### What the exercise asks:
Every record that follows should be printed verbatim.

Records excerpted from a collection
'''

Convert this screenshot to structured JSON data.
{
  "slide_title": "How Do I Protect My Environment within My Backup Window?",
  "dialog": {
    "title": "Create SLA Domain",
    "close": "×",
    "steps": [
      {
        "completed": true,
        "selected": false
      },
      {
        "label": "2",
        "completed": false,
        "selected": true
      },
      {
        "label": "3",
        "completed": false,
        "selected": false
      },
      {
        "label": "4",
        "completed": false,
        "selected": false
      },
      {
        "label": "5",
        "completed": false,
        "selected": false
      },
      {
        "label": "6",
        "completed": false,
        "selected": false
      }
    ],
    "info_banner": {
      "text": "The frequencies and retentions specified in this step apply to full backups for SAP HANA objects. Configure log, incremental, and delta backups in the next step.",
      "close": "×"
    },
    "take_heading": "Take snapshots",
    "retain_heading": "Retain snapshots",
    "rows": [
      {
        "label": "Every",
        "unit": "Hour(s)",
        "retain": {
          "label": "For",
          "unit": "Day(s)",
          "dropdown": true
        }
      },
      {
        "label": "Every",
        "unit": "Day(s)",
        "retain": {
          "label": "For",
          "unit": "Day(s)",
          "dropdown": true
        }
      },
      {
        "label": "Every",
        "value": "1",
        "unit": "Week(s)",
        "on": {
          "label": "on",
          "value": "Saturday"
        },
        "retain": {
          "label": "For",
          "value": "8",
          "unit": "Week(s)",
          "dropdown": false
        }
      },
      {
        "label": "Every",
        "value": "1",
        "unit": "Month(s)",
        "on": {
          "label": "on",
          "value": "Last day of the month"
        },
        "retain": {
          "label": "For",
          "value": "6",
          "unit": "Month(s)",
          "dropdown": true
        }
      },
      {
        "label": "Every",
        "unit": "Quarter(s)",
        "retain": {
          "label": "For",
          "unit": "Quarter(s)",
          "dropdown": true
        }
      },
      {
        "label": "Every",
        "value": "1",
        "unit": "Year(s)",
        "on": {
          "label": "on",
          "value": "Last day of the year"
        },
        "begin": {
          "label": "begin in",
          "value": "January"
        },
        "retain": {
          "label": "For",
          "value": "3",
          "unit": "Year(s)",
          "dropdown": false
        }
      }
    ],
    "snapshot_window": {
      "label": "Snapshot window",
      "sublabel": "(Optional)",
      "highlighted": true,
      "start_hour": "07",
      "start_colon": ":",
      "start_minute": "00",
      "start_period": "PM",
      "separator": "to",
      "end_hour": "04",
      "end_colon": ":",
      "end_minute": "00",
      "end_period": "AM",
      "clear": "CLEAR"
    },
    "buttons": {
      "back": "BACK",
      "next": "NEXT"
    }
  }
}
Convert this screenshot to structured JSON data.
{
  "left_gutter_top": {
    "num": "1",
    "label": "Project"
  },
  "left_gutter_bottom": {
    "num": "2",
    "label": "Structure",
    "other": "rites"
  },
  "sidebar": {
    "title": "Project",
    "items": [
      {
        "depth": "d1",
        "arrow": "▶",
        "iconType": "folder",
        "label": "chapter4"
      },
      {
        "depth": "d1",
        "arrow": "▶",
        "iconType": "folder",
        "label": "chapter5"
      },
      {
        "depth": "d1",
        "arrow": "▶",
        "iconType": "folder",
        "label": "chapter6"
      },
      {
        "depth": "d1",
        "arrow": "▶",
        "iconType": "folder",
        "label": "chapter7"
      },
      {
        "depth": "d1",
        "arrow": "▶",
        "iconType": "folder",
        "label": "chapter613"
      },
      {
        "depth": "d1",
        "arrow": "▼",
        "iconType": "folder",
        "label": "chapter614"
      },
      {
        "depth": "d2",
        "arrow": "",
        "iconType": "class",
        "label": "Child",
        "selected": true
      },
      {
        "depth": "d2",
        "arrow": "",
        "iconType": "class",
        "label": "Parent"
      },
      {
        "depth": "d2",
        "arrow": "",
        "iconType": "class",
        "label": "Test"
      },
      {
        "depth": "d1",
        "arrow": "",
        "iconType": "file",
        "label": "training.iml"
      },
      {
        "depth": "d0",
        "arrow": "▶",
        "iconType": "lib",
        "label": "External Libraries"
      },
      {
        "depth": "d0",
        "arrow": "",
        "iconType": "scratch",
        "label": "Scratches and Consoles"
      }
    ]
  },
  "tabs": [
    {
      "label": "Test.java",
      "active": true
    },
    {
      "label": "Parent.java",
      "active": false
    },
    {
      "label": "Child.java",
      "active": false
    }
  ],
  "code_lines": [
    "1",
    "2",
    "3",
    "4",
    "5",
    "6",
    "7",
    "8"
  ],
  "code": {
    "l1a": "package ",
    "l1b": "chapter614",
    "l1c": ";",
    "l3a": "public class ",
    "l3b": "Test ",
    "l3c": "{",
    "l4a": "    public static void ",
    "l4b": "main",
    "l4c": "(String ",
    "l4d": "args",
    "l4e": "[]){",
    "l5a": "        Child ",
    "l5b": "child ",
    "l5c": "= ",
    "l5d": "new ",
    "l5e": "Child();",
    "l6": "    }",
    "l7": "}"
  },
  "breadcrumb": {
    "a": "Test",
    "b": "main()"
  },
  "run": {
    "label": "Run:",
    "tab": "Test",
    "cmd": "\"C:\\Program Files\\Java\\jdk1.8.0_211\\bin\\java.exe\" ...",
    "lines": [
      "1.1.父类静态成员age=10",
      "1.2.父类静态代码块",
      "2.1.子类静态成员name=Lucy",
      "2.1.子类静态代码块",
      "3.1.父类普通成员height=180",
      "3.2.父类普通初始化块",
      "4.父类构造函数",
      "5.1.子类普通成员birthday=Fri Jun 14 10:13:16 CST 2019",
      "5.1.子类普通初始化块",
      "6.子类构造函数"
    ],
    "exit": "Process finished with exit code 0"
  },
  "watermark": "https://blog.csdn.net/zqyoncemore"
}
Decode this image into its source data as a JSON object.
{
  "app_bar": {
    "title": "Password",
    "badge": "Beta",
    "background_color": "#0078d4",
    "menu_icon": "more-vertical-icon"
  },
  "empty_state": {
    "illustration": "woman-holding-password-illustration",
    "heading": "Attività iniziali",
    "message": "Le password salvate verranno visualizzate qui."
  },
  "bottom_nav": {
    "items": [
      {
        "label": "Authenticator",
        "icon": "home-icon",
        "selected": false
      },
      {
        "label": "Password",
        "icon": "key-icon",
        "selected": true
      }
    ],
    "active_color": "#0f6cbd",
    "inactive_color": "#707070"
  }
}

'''

### Solution to the problem:
Convert this screenshot to structured JSON data.
{
  "slide_title": "How Do I Protect My Environment within My Backup Window?",
  "dialog": {
    "title": "Create SLA Domain",
    "close": "×",
    "steps": [
      {
        "completed": true,
        "selected": false
      },
      {
        "label": "2",
        "completed": false,
        "selected": true
      },
      {
        "label": "3",
        "completed": false,
        "selected": false
      },
      {
        "label": "4",
        "completed": false,
        "selected": false
      },
      {
        "label": "5",
        "completed": false,
        "selected": false
      },
      {
        "label": "6",
        "completed": false,
        "selected": false
      }
    ],
    "info_banner": {
      "text": "The frequencies and retentions specified in this step apply to full backups for SAP HANA objects. Configure log, incremental, and delta backups in the next step.",
      "close": "×"
    },
    "take_heading": "Take snapshots",
    "retain_heading": "Retain snapshots",
    "rows": [
      {
        "label": "Every",
        "unit": "Hour(s)",
        "retain": {
          "label": "For",
          "unit": "Day(s)",
          "dropdown": true
        }
      },
      {
        "label": "Every",
        "unit": "Day(s)",
        "retain": {
          "label": "For",
          "unit": "Day(s)",
          "dropdown": true
        }
      },
      {
        "label": "Every",
        "value": "1",
        "unit": "Week(s)",
        "on": {
          "label": "on",
          "value": "Saturday"
        },
        "retain": {
          "label": "For",
          "value": "8",
          "unit": "Week(s)",
          "dropdown": false
        }
      },
      {
        "label": "Every",
        "value": "1",
        "unit": "Month(s)",
        "on": {
          "label": "on",
          "value": "Last day of the month"
        },
        "retain": {
          "label": "For",
          "value": "6",
          "unit": "Month(s)",
          "dropdown": true
        }
      },
      {
        "label": "Every",
        "unit": "Quarter(s)",
        "retain": {
          "label": "For",
          "unit": "Quarter(s)",
          "dropdown": true
        }
      },
      {
        "label": "Every",
        "value": "1",
        "unit": "Year(s)",
        "on": {
          "label": "on",
          "value": "Last day of the year"
        },
        "begin": {
          "label": "begin in",
          "value": "January"
        },
        "retain": {
          "label": "For",
          "value": "3",
          "unit": "Year(s)",
          "dropdown": false
        }
      }
    ],
    "snapshot_window": {
      "label": "Snapshot window",
      "sublabel": "(Optional)",
      "highlighted": true,
      "start_hour": "07",
      "start_colon": ":",
      "start_minute": "00",
      "start_period": "PM",
      "separator": "to",
      "end_hour": "04",
      "end_colon": ":",
      "end_minute": "00",
      "end_period": "AM",
      "clear": "CLEAR"
    },
    "buttons": {
      "back": "BACK",
      "next": "NEXT"
    }
  }
}
Convert this screenshot to structured JSON data.
{
  "left_gutter_top": {
    "num": "1",
    "label": "Project"
  },
  "left_gutter_bottom": {
    "num": "2",
    "label": "Structure",
    "other": "rites"
  },
  "sidebar": {
    "title": "Project",
    "items": [
      {
        "depth": "d1",
        "arrow": "▶",
        "iconType": "folder",
        "label": "chapter4"
      },
      {
        "depth": "d1",
        "arrow": "▶",
        "iconType": "folder",
        "label": "chapter5"
      },
      {
        "depth": "d1",
        "arrow": "▶",
        "iconType": "folder",
        "label": "chapter6"
      },
      {
        "depth": "d1",
        "arrow": "▶",
        "iconType": "folder",
        "label": "chapter7"
      },
      {
        "depth": "d1",
        "arrow": "▶",
        "iconType": "folder",
        "label": "chapter613"
      },
      {
        "depth": "d1",
        "arrow": "▼",
        "iconType": "folder",
        "label": "chapter614"
      },
      {
        "depth": "d2",
        "arrow": "",
        "iconType": "class",
        "label": "Child",
        "selected": true
      },
      {
        "depth": "d2",
        "arrow": "",
        "iconType": "class",
        "label": "Parent"
      },
      {
        "depth": "d2",
        "arrow": "",
        "iconType": "class",
        "label": "Test"
      },
      {
        "depth": "d1",
        "arrow": "",
        "iconType": "file",
        "label": "training.iml"
      },
      {
        "depth": "d0",
        "arrow": "▶",
        "iconType": "lib",
        "label": "External Libraries"
      },
      {
        "depth": "d0",
        "arrow": "",
        "iconType": "scratch",
        "label": "Scratches and Consoles"
      }
    ]
  },
  "tabs": [
    {
      "label": "Test.java",
      "active": true
    },
    {
      "label": "Parent.java",
      "active": false
    },
    {
      "label": "Child.java",
      "active": false
    }
  ],
  "code_lines": [
    "1",
    "2",
    "3",
    "4",
    "5",
    "6",
    "7",
    "8"
  ],
  "code": {
    "l1a": "package ",
    "l1b": "chapter614",
    "l1c": ";",
    "l3a": "public class ",
    "l3b": "Test ",
    "l3c": "{",
    "l4a": "    public static void ",
    "l4b": "main",
    "l4c": "(String ",
    "l4d": "args",
    "l4e": "[]){",
    "l5a": "        Child ",
    "l5b": "child ",
    "l5c": "= ",
    "l5d": "new ",
    "l5e": "Child();",
    "l6": "    }",
    "l7": "}"
  },
  "breadcrumb": {
    "a": "Test",
    "b": "main()"
  },
  "run": {
    "label": "Run:",
    "tab": "Test",
    "cmd": "\"C:\\Program Files\\Java\\jdk1.8.0_211\\bin\\java.exe\" ...",
    "lines": [
      "1.1.父类静态成员age=10",
      "1.2.父类静态代码块",
      "2.1.子类静态成员name=Lucy",
      "2.1.子类静态代码块",
      "3.1.父类普通成员height=180",
      "3.2.父类普通初始化块",
      "4.父类构造函数",
      "5.1.子类普通成员birthday=Fri Jun 14 10:13:16 CST 2019",
      "5.1.子类普通初始化块",
      "6.子类构造函数"
    ],
    "exit": "Process finished with exit code 0"
  },
  "watermark": "https://blog.csdn.net/zqyoncemore"
}
Decode this image into its source data as a JSON object.
{
  "app_bar": {
    "title": "Password",
    "badge": "Beta",
    "background_color": "#0078d4",
    "menu_icon": "more-vertical-icon"
  },
  "empty_state": {
    "illustration": "woman-holding-password-illustration",
    "heading": "Attività iniziali",
    "message": "Le password salvate verranno visualizzate qui."
  },
  "bottom_nav": {
    "items": [
      {
        "label": "Authenticator",
        "icon": "home-icon",
        "selected": false
      },
      {
        "label": "Password",
        "icon": "key-icon",
        "selected": true
      }
    ],
    "active_color": "#0f6cbd",
    "inactive_color": "#707070"
  }
}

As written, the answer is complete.